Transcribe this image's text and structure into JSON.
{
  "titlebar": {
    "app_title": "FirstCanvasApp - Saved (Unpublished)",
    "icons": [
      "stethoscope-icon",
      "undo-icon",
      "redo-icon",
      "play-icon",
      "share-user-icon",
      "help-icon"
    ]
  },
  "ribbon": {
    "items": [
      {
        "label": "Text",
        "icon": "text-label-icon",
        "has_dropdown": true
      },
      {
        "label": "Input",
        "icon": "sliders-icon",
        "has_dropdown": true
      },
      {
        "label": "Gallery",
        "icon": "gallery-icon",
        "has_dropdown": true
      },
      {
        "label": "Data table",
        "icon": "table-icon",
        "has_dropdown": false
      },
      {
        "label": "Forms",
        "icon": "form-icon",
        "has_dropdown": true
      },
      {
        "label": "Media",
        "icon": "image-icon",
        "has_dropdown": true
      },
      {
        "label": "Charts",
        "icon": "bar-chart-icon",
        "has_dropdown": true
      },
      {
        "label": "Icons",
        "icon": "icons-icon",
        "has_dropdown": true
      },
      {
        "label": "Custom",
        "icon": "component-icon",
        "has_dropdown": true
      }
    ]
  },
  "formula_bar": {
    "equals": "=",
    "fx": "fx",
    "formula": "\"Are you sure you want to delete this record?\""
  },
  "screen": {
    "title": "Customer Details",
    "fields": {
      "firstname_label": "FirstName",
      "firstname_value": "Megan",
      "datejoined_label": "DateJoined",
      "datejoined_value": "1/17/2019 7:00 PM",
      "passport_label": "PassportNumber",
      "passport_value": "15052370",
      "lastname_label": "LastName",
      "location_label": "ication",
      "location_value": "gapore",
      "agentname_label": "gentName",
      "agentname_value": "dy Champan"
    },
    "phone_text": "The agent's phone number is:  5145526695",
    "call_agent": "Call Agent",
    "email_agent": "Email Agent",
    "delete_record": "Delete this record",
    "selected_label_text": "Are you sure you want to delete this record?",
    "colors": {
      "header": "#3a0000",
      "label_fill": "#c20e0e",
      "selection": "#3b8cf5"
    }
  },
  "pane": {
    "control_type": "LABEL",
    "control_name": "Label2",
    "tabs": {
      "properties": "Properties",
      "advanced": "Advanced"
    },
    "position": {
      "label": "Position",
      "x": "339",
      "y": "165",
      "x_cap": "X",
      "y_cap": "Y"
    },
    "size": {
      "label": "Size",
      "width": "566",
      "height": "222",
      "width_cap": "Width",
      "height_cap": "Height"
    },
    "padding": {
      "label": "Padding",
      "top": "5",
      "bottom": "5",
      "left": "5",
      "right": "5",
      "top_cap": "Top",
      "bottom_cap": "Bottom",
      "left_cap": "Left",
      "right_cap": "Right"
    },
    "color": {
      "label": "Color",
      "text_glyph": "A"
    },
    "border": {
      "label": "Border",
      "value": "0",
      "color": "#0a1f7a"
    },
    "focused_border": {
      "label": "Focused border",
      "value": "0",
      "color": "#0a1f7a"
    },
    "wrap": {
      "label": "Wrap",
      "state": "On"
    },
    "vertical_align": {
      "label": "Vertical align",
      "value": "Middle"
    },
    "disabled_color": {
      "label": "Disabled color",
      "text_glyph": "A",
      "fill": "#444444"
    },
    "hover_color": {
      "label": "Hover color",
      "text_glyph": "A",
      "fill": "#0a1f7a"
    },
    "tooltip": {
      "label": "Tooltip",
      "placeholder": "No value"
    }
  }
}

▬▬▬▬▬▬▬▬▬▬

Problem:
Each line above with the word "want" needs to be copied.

Completed task:
    "formula": "\"Are you sure you want to delete this record?\""
    "selected_label_text": "Are you sure you want to delete this record?",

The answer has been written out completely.